The federal government thinks your clothes washer is contributing to global warming, and the feds intend to make you do something about it.
Over the past few years, conventional washing machines have become politically incorrect. Federal bureaucrats and government-funded environmental activists have spent millions of tax dollars critiquing them, only to determine the popular top-loading design (also called vertical axis, because the agitator is in the vertical position) uses too much water and, more importantly, too much energy to heat that water.
Energy use, particularly fossil fuels burned by utilities to provide residential electricity, results in emissions of carbon dioxide, a greenhouse gas. Thus, the Department of Energy (DOE) believes that, among other environmental evils, these energy-guzzling washers “contribute to raising the global temperature via the greenhouse effect.”
The feds prefer front-loading washing machines. Government studies conclude that these horizontal axis designs (usually loaded through a door on the front of the machine, like at laundromats) consume less energy—and reduced energy-use means reduced carbon dioxide emissions. Unfortunately, front-loaders remain unpopular with consumers. In addition to costing several hundred dollars more than top-loaders, front-loaders have certain performance drawbacks, such as longer cycle times. Today, they comprise less than 10 percent of the American market.

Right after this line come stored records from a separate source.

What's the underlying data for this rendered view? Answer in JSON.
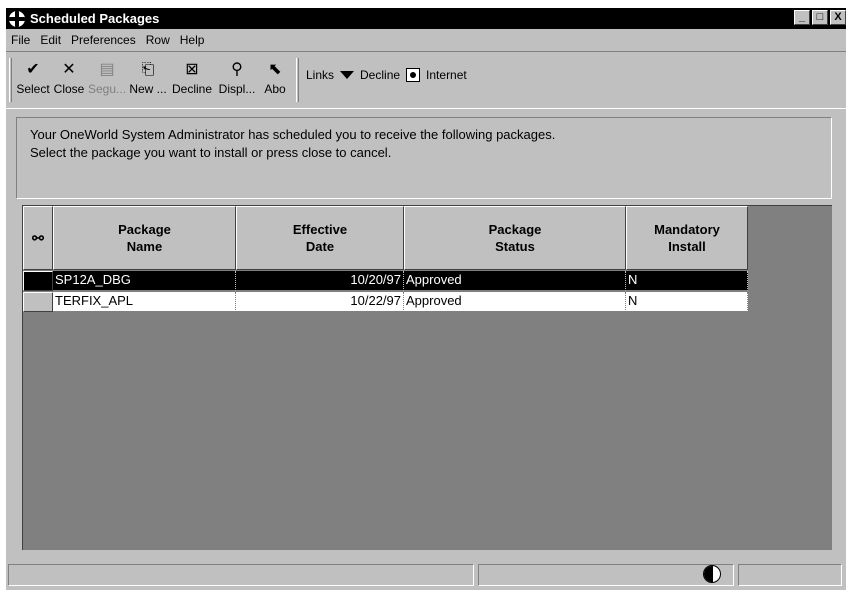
{
  "window": {
    "title": "Scheduled Packages",
    "controls": [
      "_",
      "□",
      "X"
    ]
  },
  "menu": {
    "items": [
      {
        "label": "File"
      },
      {
        "label": "Edit"
      },
      {
        "label": "Preferences"
      },
      {
        "label": "Row"
      },
      {
        "label": "Help"
      }
    ]
  },
  "toolbar": {
    "buttons": [
      {
        "label": "Select",
        "icon": "checkmark-icon",
        "glyph": "✔",
        "disabled": false
      },
      {
        "label": "Close",
        "icon": "close-x-icon",
        "glyph": "✕",
        "disabled": false
      },
      {
        "label": "Segu...",
        "icon": "document-icon",
        "glyph": "▤",
        "disabled": true
      },
      {
        "label": "New ...",
        "icon": "new-install-icon",
        "glyph": "⎗",
        "disabled": false
      },
      {
        "label": "Decline",
        "icon": "decline-icon",
        "glyph": "⊠",
        "disabled": false
      },
      {
        "label": "Displ...",
        "icon": "display-icon",
        "glyph": "⚲",
        "disabled": false
      },
      {
        "label": "Abo",
        "icon": "about-pointer-icon",
        "glyph": "⬉",
        "disabled": false
      }
    ],
    "links_label": "Links",
    "decline_link": "Decline",
    "internet_link": "Internet"
  },
  "message": {
    "line1": "Your OneWorld System Administrator has scheduled you to receive the following packages.",
    "line2": "Select the package you want to install or press close to cancel."
  },
  "grid": {
    "columns": [
      {
        "label": "Package\nName"
      },
      {
        "label": "Effective\nDate"
      },
      {
        "label": "Package\nStatus"
      },
      {
        "label": "Mandatory\nInstall"
      }
    ],
    "rows": [
      {
        "name": "SP12A_DBG",
        "date": "10/20/97",
        "status": "Approved",
        "mandatory": "N",
        "selected": true
      },
      {
        "name": "TERFIX_APL",
        "date": "10/22/97",
        "status": "Approved",
        "mandatory": "N",
        "selected": false
      }
    ]
  }
}
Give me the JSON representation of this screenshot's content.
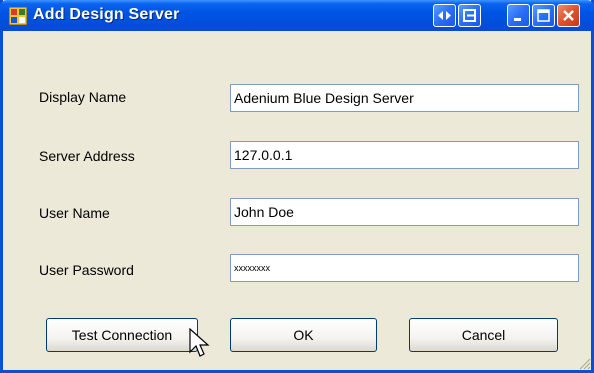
{
  "window": {
    "title": "Add Design Server",
    "controls": {
      "extra_icons": [
        "double-arrow-icon",
        "export-icon"
      ],
      "minimize": "minimize-icon",
      "maximize": "maximize-icon",
      "close": "close-icon"
    }
  },
  "form": {
    "display_name": {
      "label": "Display Name",
      "value": "Adenium Blue Design Server"
    },
    "server_address": {
      "label": "Server Address",
      "value": "127.0.0.1"
    },
    "user_name": {
      "label": "User Name",
      "value": "John Doe"
    },
    "user_password": {
      "label": "User Password",
      "value": "xxxxxxxx"
    }
  },
  "buttons": {
    "test_connection": "Test Connection",
    "ok": "OK",
    "cancel": "Cancel"
  },
  "colors": {
    "title_bar": "#0054e3",
    "dialog_bg": "#ece9d8",
    "field_border": "#7f9db9",
    "close_button": "#e0522f"
  }
}
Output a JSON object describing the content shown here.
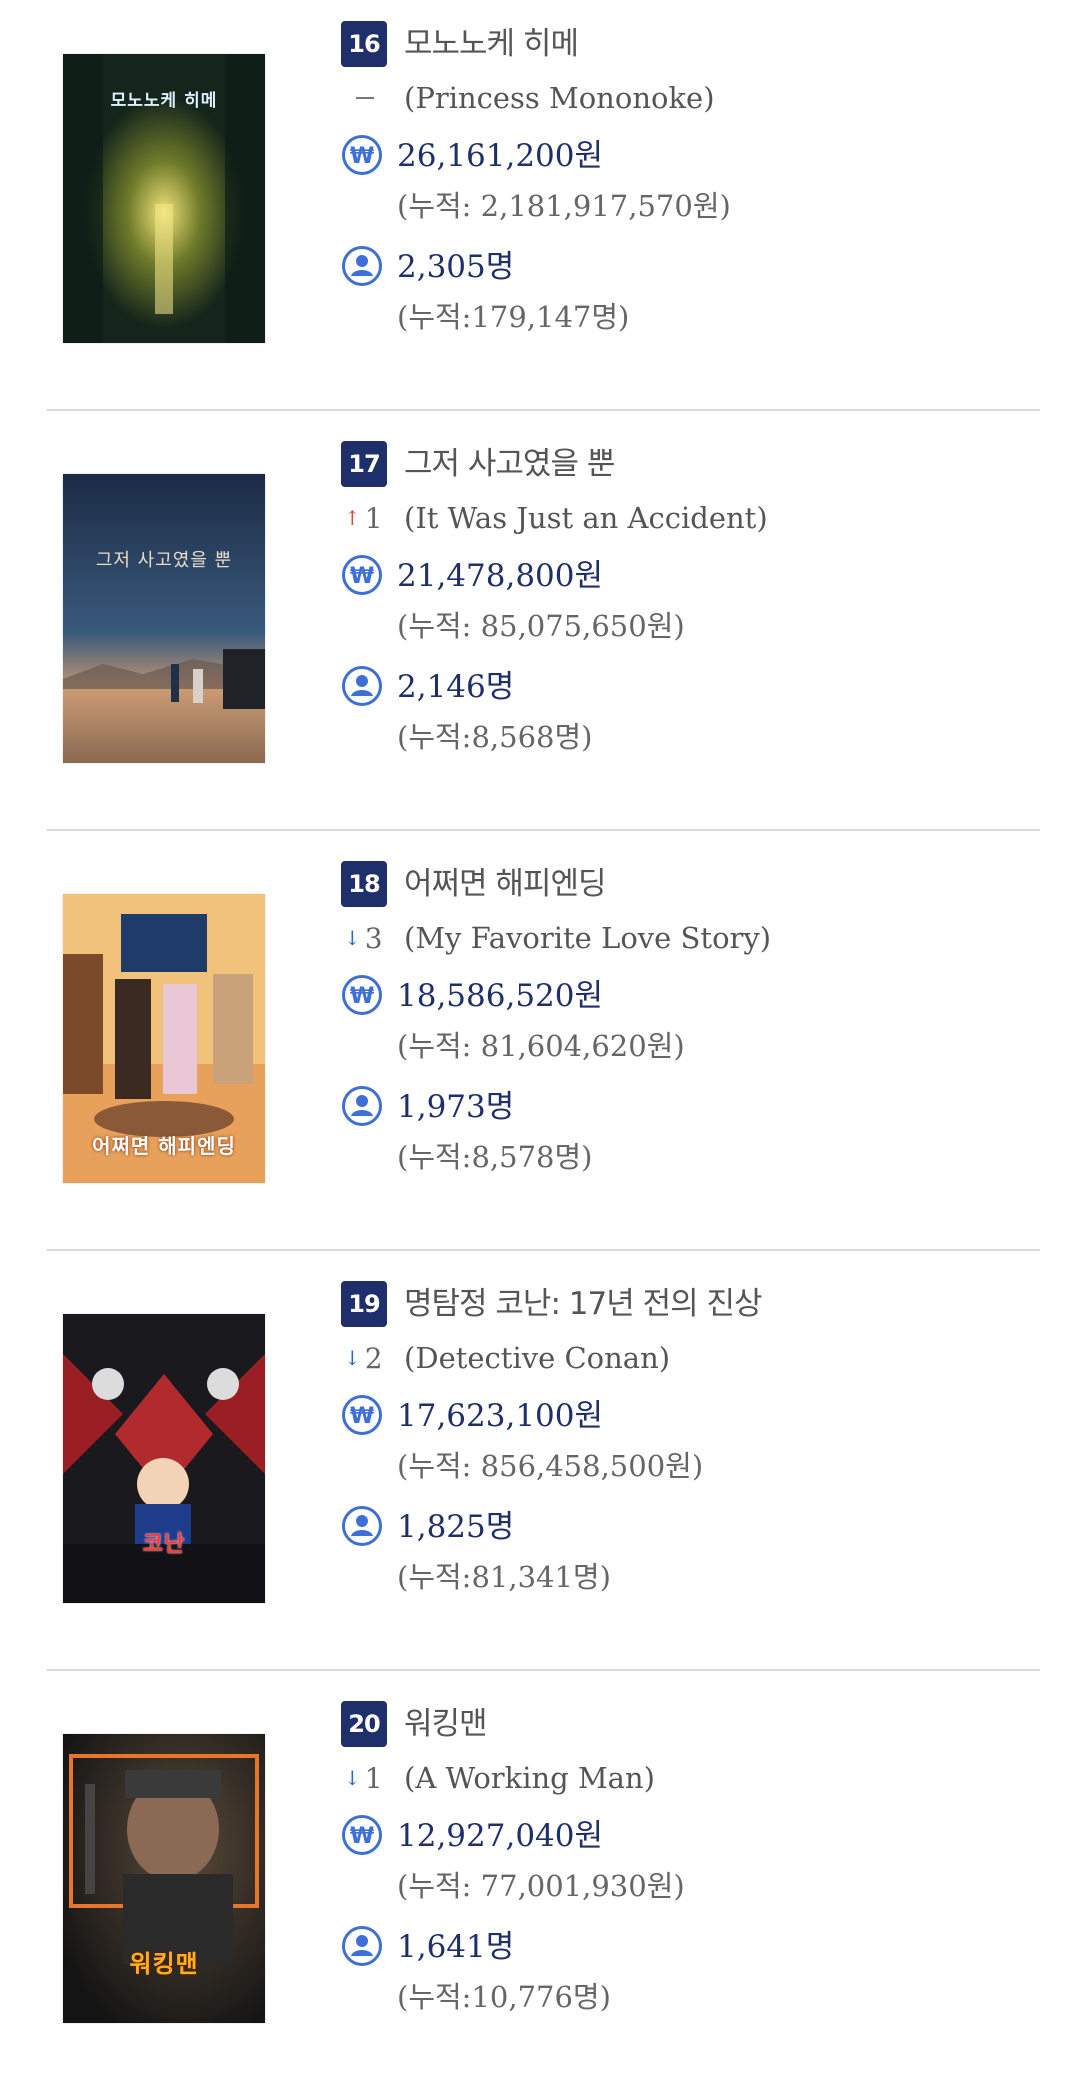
{
  "movies": [
    {
      "rank": "16",
      "title_ko": "모노노케 히메",
      "title_en": "(Princess Mononoke)",
      "rank_change": {
        "direction": "none",
        "amount": ""
      },
      "sales": "26,161,200원",
      "sales_total": "(누적: 2,181,917,570원)",
      "audience": "2,305명",
      "audience_total": "(누적:179,147명)",
      "poster_text": "모노노케 히메"
    },
    {
      "rank": "17",
      "title_ko": "그저 사고였을 뿐",
      "title_en": "(It Was Just an Accident)",
      "rank_change": {
        "direction": "up",
        "amount": "1"
      },
      "sales": "21,478,800원",
      "sales_total": "(누적: 85,075,650원)",
      "audience": "2,146명",
      "audience_total": "(누적:8,568명)",
      "poster_text": "그저 사고였을 뿐"
    },
    {
      "rank": "18",
      "title_ko": "어쩌면 해피엔딩",
      "title_en": "(My Favorite Love Story)",
      "rank_change": {
        "direction": "down",
        "amount": "3"
      },
      "sales": "18,586,520원",
      "sales_total": "(누적: 81,604,620원)",
      "audience": "1,973명",
      "audience_total": "(누적:8,578명)",
      "poster_text": "어쩌면 해피엔딩"
    },
    {
      "rank": "19",
      "title_ko": "명탐정 코난: 17년 전의 진상",
      "title_en": "(Detective Conan)",
      "rank_change": {
        "direction": "down",
        "amount": "2"
      },
      "sales": "17,623,100원",
      "sales_total": "(누적: 856,458,500원)",
      "audience": "1,825명",
      "audience_total": "(누적:81,341명)",
      "poster_text": "코난"
    },
    {
      "rank": "20",
      "title_ko": "워킹맨",
      "title_en": "(A Working Man)",
      "rank_change": {
        "direction": "down",
        "amount": "1"
      },
      "sales": "12,927,040원",
      "sales_total": "(누적: 77,001,930원)",
      "audience": "1,641명",
      "audience_total": "(누적:10,776명)",
      "poster_text": "워킹맨"
    }
  ],
  "colors": {
    "badge": "#1f2f6b",
    "value_text": "#1f2f6b",
    "icon_blue": "#3d6fd6",
    "up_arrow": "#e0453a",
    "down_arrow": "#2d66c6"
  },
  "icons": {
    "sales": "won-icon",
    "audience": "person-icon",
    "up": "arrow-up-icon",
    "down": "arrow-down-icon"
  }
}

So, if most people don’t want front-loading washing machines, what can Washington do, mandate them?
Well, yes. Under authority delegated to it in the 1987 National Appliance Energy Conservation Act, DOE can set energy efficiency requirements for clothes washers and most other household appliances. And on May 23, the department announced new standards that will effectively regulate top-loaders out of existence over the next few years.
Even assuming the global warming rationale is justified, there are serious doubts that a nation of front-loading washers will really use less energy. More than a dozen federal energy efficiency standards for other household appliances have been enacted in the past decade. As with the new clothes washer rule, each of these standards was predicted to single-handedly save vast quantities of energy. In reality, the conservation effects have been negligible. Indeed, per capita energy use has actually risen over the time-span that these standards took effect. “People always seem to find more uses for energy,” notes energy analyst Herbert Inhaber, author of Why Energy Conservation Fails.
If the justification for these supposedly eco-friendly appliances is so weak, then who is supporting DOE’s rule? Not consumers. Those who prefer front-loaders are free to go out and buy them. The rule will only serve to limit choices for the rest of us. “It’s distressing to see the federal government treating consumer preference for top-loaders as an obstacle to be overcome through mandates,” says Fran Smith, executive director of Consumer Alert—a Washington-based consumer group—and a member of the Competitive Enterprise Institute’s Board of Directors.
Energy-efficiency standards can be explained only by special-interest politics. The proposed washing machine standard is supported by a coalition of DOE bureaucrats and federally-funded advocacy groups who make their living from the efficiency game. Ironically, the process of creating an appliance efficiency standard is itself a marvel of inefficiency, requiring 34 discrete bureaucratic steps unfolding over the span of several years. At any given time, numerous standards are at various stages in this lengthy pipeline. New rules for window air-conditioners and refrigerators (their third go-round) were recently finalized, and standards for water heaters and central air-conditioners are nearing completion. Useful or not, this exercise keeps a lot of Washington paper-pushers permanently employed.
Several appliance manufacturers also support DOE’s new rule, which will give them a guaranteed market for pricey front-loaders that would otherwise remain slow sellers. Producers admit they don’t even have to worry about consumer satisfaction with front-loaders, since the public would no longer have a choice. A spokesman for one major manufacturer conceded that “selling it in the marketplace is easy, if there’s a standard in place. It’s not a matter, necessarily, of consumer acceptance.”
The era of big government is definitely not over, but the era of top-loading washing machines—and consumers’ freedom of choice—apparently is.
Ben Lieberman ([email protected]) is a policy analyst with CEI.